Opponents ride Chiarelli on light-rail Citizen story
, Apr. 20, 2006
First exchange for mayoral hopefuls
Mayoral candidates, Terry Kilrea, Bob Chiarelli and Alex Munter, outlined their themes for this year's campaign during a public forum at the Rideau Carleton Raceway. Mr. Kilrea and Mr. Munter said suspicions are growing that the light-rail project isn't good value.
Patrick Dare, The Ottawa Citizen [comments by yours truly, in italics
Published: Thursday, April 20, 2006
Ottawa's three main candidates for mayor got out of the election gates yesterday with a first public exchange at the Rideau Carleton Raceway that asked whether the biggest capital project in the city's history, the north-south commuter rail line, is a boondoggle.
Mayor Bob Chiarelli replied with an emphatic no, saying the new 28-kilometre rail line will serve Riverside South, a community of up to 55,000, and South Nepean, with up to 150,000. His two main challengers, Alex Munter and Terry Kilrea, said there's a growing suspicion among taxpayers that the project isn't good value for the $725 million being spent.[First of all, these communities don't yet exist. Links to the airport, Barrhaven, Hull would boost ridership but have been cut or postponed. An important station at South Keys is not in the plans. Ridership forecasts are doubtful at best.
Mr. Kilrea argued the commuter rail line is going the wrong way and should be running east-west, where much of the city's heavy commuter traffic and congestion occurs.
Mr. Chiarelli said east-west rail will come in time, but that the city went with a pitch to the federal and provincial governments for the north-south line because it had a lower, more palatable price tag. He said the federal and provincial governments, which are contributing $200 million each for the north-south line, would never have gone for a $2-billion project, which is about what an east-west service would have cost.[Let's not make up their mind for them, Mr. Mayor. But if this is true, what makes you think they'll be willing to pay for the E-W line later?
Mr. Munter called for an independent financial look at the costs and benefits of the project and urged that city council not rush into contracts for the rail project before the Nov. 13 election. Mr. Munter reminded Mr. Chiarelli that he considered the bus-only transitway system too costly, at $5 million a kilometre, when he first ran for the regional chair's job in the 1990s, defeating Peter Clark. The north-south rail project has a capital cost of about $25 million a kilometre.
Answering questions later, Mr. Chiarelli said the north-south commuter line will be the first piece of transportation in the city that will serve neighbourhoods as they are growing, rather than after the fact.

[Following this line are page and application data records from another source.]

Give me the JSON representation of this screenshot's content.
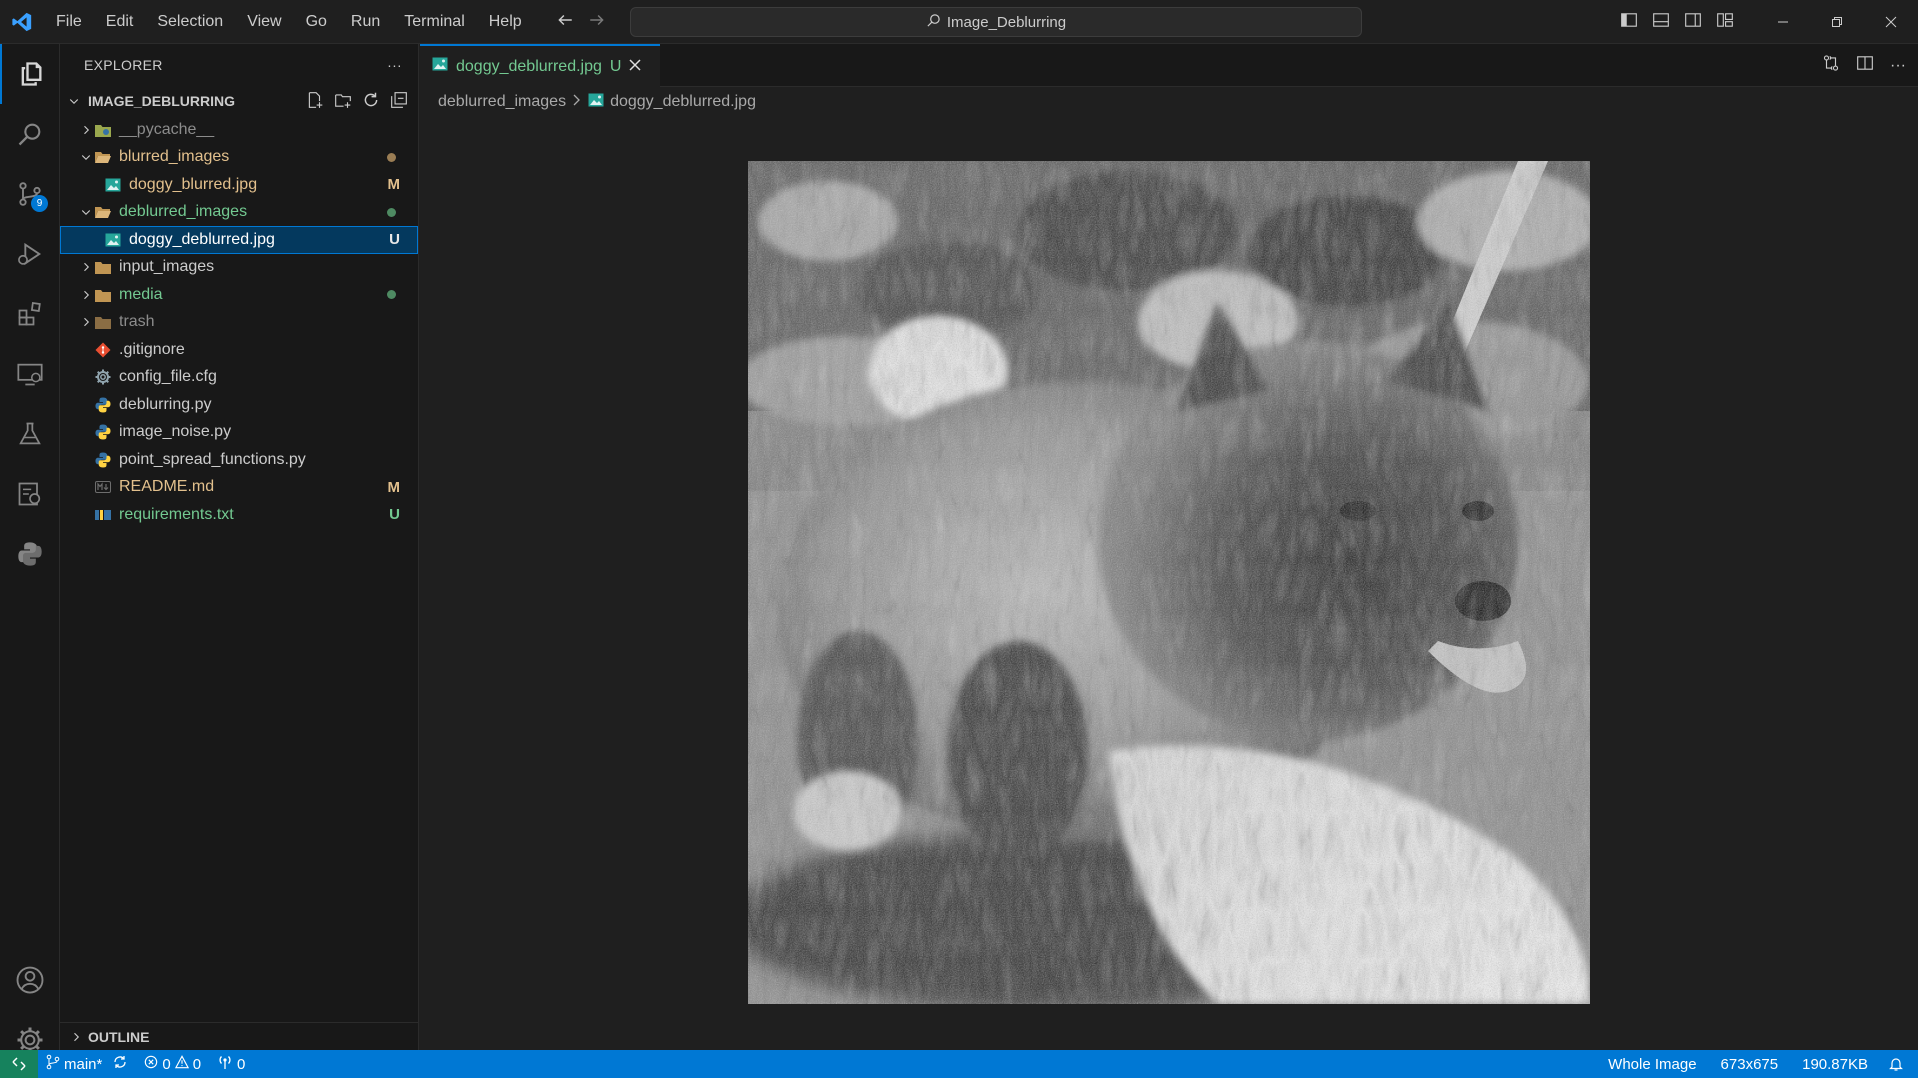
{
  "menu": [
    "File",
    "Edit",
    "Selection",
    "View",
    "Go",
    "Run",
    "Terminal",
    "Help"
  ],
  "search_title": "Image_Deblurring",
  "sidebar": {
    "title": "EXPLORER",
    "more": "···",
    "project": "IMAGE_DEBLURRING",
    "items": [
      {
        "label": "__pycache__",
        "kind": "folder-python",
        "color": "gray",
        "status": ""
      },
      {
        "label": "blurred_images",
        "kind": "folder",
        "color": "yellow",
        "status": "dot"
      },
      {
        "label": "doggy_blurred.jpg",
        "kind": "image",
        "color": "yellow",
        "status": "M"
      },
      {
        "label": "deblurred_images",
        "kind": "folder",
        "color": "green",
        "status": "dot"
      },
      {
        "label": "doggy_deblurred.jpg",
        "kind": "image",
        "color": "green",
        "status": "U"
      },
      {
        "label": "input_images",
        "kind": "folder",
        "color": "normal",
        "status": ""
      },
      {
        "label": "media",
        "kind": "folder",
        "color": "green",
        "status": "dot"
      },
      {
        "label": "trash",
        "kind": "folder",
        "color": "gray",
        "status": ""
      },
      {
        "label": ".gitignore",
        "kind": "git",
        "color": "normal",
        "status": ""
      },
      {
        "label": "config_file.cfg",
        "kind": "gear",
        "color": "normal",
        "status": ""
      },
      {
        "label": "deblurring.py",
        "kind": "python",
        "color": "normal",
        "status": ""
      },
      {
        "label": "image_noise.py",
        "kind": "python",
        "color": "normal",
        "status": ""
      },
      {
        "label": "point_spread_functions.py",
        "kind": "python",
        "color": "normal",
        "status": ""
      },
      {
        "label": "README.md",
        "kind": "markdown",
        "color": "yellow",
        "status": "M"
      },
      {
        "label": "requirements.txt",
        "kind": "text",
        "color": "green",
        "status": "U"
      }
    ],
    "outline": "OUTLINE"
  },
  "activity": {
    "scm_badge": "9"
  },
  "editor": {
    "tab_label": "doggy_deblurred.jpg",
    "tab_status": "U",
    "breadcrumb_folder": "deblurred_images",
    "breadcrumb_file": "doggy_deblurred.jpg"
  },
  "statusbar": {
    "branch": "main*",
    "errors": "0",
    "warnings": "0",
    "ports": "0",
    "zoom_mode": "Whole Image",
    "dimensions": "673x675",
    "size": "190.87KB"
  },
  "colors": {
    "accent": "#0078d4",
    "modified": "#e2c08d",
    "untracked": "#73c991"
  }
}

Mr. Chiarelli said the city's east-west corridor has already seen a major investment of public money in the bus transitway.
During the moderated discussion, the candidates set themes for the seven-month campaign. Mr. Kilrea said the city's biggest problem is spending on unaffordable projects and programs and wants to see council stick to the basic services -- "police, fire, paramedics. Pick up my garbage, clean my roads."
He said business people and rural residents are upset with an administration that costs too much and demands uniformity on everything from chip stand fees to bylaw enforcement. Mr. Kilrea said the city shows businesses little respect, noting that it suddenly cancelled garbage collection for small businesses without informing them.
Mr. Munter said the election is about whether it's time for a change after a decade of Mr. Chiarelli as the top municipal politician. Mr. Munter said the city has to focus on things like ensuring a supply of affordable housing so it doesn't end up with Toronto's social and economic problems. He said the public's confidence in city hall's financial management is being eroded and he wants to ensure taxpayers get value for their money.
Mr. Munter said he was shocked by yesterday's news about a $1-million property tax increase imposed on the Ottawa Senators, without the team being notified. "The city is not prepared to listen. The city is not open." [The SUN (Tax Hit Way out of Place, Apr21)has more on this screw up, and now city staff admits they didn't give proper consideration (or even read the current agreement with the Senators).
Mr. Chiarelli said he is proud to run on a record that includes tax freezes in many years and a city economy that is booming. He said the city government is in solid financial shape, with a triple-A credit rating.
The City of Ottawa has a debt of about $454 million and total investments and reserves of about $860 million.
Mr. Chiarelli acknowledged that the property tax system is unfair to some business owners, but said the city is doing all it can to get the provincial government to change it.[It's not our fault your taxes are high, honest! Geesh.
And he noted that the city is finally getting some financial help from senior levels of government, including $80 million a year in GST and gas tax money.
He also noted that he created several business advisory groups, including a task force on cutting red tape.[How to reduce red tape: create more red tape.
© The Ottawa Citizen 2006